(B)olsters our cyber defenses by providing the liability protections needed to encourage the voluntary sharing of cyber threat information … and urge Congressional leaders to act quickly to send this bill to the president’s desk.”
But the overwhelming vote comes as a surprise to many. Norma Krayem, who serves as co-chair on the Data Protection and Cybersecurity division at the powerhouse Holland & Knight law firm, said, “Two weeks ago, no one I talked to believed me when I said the bill would come to the floor.”
The irony and perhaps hypocrisy of the entire cyber debate over privacy among politicians is that the presidential campaigns are using exploitative data mining and sophisticated analytics programs to court voters. This constitutes a serious threat to voter privacy — a “thousand points of light” strategy of data analysis to peer into your personal life about online activities.
As George Carlin once quipped, “Never underestimate the power of stupid people in large groups.”
For aNewDomain, I’m Jim Kelly.
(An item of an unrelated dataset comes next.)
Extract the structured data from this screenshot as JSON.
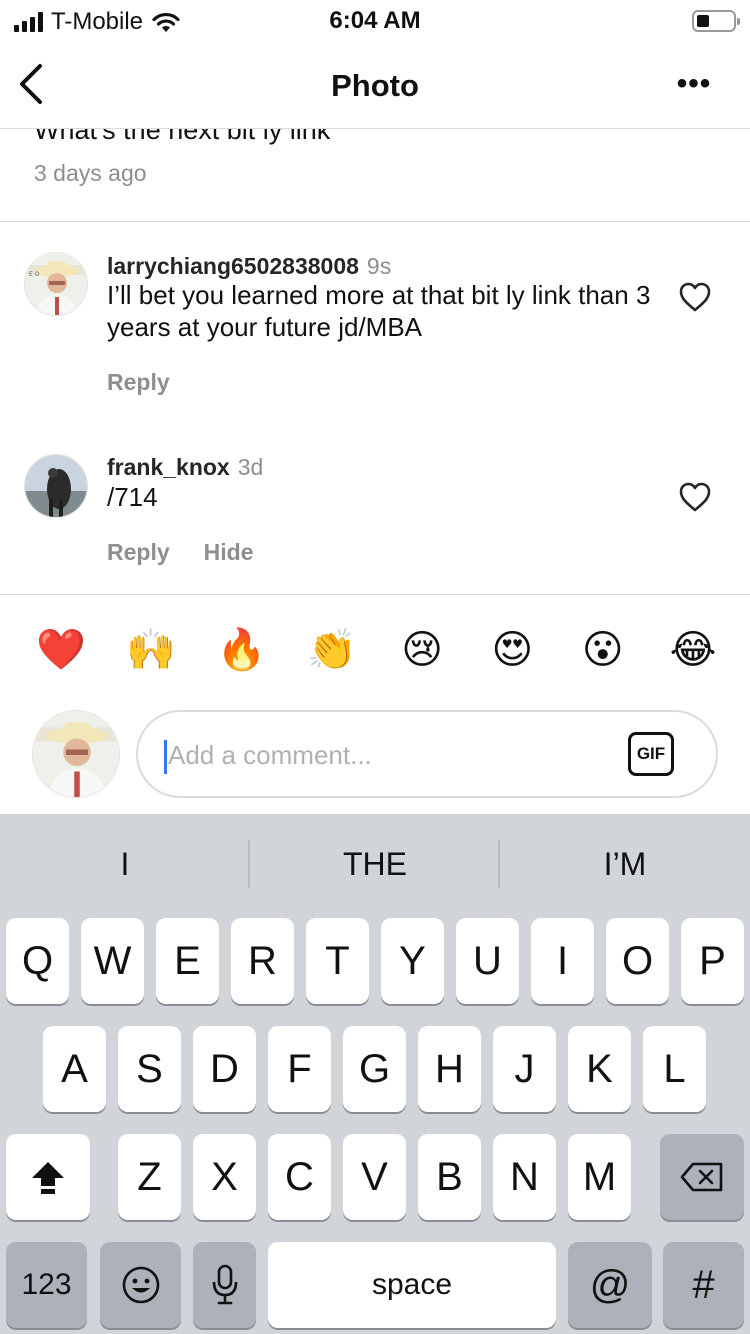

Images in order: U.S. Capitol Building via Wikimedia Commons; Code Hacker via Pixabay; Bernie Sanders screenshot courtesy mrctv.org; Tim Cook via Wikimedia Commons; Facebook screenshot courtesy The Imaginative Conservative